Your task - Examine each line of the data. Copy those that contain the string "with".

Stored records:
^^^^

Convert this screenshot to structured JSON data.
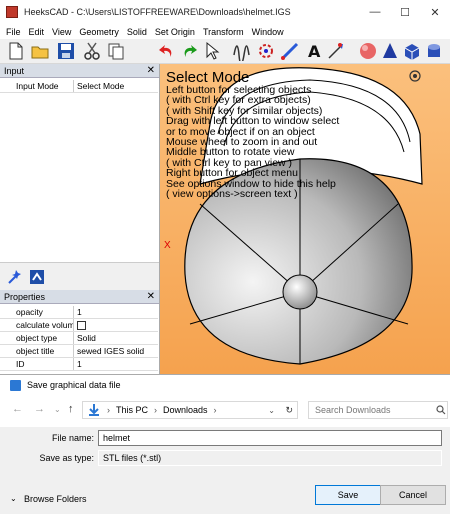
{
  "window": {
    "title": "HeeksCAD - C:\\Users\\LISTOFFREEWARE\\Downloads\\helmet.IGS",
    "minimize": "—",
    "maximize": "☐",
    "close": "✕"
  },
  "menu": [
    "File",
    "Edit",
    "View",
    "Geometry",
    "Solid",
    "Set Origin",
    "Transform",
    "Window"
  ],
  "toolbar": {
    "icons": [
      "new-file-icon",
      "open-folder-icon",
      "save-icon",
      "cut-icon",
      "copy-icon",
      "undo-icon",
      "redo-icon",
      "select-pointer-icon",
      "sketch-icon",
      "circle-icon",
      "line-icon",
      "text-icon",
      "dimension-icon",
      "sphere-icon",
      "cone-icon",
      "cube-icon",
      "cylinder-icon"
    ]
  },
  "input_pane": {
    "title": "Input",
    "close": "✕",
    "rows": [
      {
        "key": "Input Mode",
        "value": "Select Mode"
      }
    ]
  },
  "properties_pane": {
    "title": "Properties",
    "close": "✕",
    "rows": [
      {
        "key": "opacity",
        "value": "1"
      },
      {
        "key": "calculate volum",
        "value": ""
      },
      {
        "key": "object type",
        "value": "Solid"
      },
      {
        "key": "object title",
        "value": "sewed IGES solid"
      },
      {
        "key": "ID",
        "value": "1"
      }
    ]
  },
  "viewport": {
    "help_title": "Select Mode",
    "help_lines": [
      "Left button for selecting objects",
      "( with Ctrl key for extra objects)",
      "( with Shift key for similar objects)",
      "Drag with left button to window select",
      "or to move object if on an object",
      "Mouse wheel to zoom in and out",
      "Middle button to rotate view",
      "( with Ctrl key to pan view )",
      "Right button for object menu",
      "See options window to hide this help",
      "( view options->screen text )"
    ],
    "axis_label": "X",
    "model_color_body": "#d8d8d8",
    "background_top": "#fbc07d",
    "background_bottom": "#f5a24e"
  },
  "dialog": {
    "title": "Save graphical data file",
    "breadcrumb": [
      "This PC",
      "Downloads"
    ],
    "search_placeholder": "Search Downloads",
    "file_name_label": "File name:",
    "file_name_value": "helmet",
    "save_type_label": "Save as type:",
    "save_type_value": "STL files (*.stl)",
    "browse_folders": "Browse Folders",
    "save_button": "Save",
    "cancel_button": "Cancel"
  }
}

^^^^

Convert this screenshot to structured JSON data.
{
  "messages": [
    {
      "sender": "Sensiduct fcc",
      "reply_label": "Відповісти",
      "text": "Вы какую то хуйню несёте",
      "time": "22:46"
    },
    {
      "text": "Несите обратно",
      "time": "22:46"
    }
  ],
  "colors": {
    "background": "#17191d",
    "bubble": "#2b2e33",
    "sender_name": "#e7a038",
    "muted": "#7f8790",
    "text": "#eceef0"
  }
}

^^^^

Output for this task -
      "( with Ctrl key for extra objects)",
      "( with Shift key for similar objects)",
      "Drag with left button to window select",
      "( with Ctrl key to pan view )",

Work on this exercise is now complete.